====== Record excerpts ======
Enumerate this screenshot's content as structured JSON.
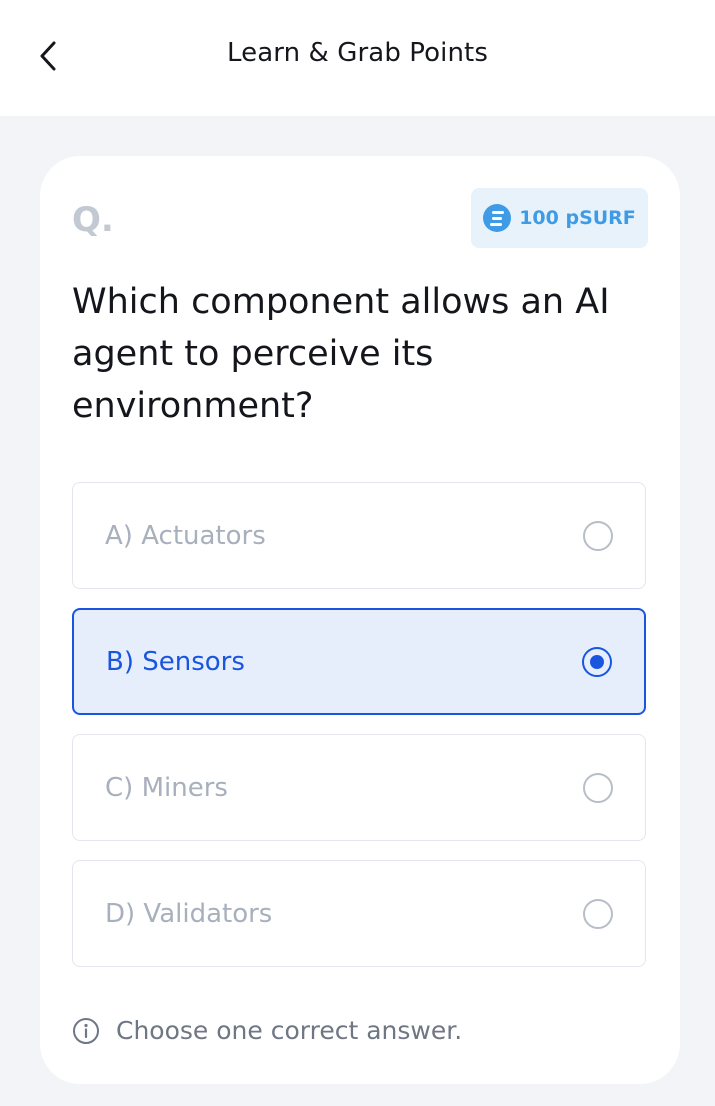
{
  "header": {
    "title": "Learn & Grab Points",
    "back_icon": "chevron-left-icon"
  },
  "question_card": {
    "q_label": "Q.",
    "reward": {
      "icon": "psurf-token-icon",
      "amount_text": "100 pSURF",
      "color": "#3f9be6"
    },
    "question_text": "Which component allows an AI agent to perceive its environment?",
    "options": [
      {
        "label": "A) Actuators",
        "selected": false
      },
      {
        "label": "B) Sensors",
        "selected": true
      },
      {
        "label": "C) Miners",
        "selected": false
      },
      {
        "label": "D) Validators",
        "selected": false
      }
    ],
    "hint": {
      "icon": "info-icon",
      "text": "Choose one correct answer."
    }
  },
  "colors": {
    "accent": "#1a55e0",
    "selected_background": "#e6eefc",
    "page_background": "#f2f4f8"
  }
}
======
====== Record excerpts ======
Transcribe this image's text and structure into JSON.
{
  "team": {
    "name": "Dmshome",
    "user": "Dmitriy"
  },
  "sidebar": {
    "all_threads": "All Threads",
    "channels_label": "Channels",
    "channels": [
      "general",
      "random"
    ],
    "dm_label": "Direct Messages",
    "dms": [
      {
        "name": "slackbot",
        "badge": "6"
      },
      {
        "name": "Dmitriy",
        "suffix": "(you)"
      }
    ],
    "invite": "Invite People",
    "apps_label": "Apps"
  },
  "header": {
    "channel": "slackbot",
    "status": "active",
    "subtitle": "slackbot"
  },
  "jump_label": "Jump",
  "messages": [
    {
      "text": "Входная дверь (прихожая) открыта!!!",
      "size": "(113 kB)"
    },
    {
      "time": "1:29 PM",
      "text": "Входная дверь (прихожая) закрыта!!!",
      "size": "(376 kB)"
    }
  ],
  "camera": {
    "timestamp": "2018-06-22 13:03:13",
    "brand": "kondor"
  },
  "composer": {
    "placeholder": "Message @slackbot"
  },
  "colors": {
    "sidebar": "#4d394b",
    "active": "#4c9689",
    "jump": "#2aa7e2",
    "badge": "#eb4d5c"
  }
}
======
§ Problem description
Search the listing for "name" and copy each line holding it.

§ Answer section
    "name": "Dmshome",
        "name": "slackbot",
        "name": "Dmitriy",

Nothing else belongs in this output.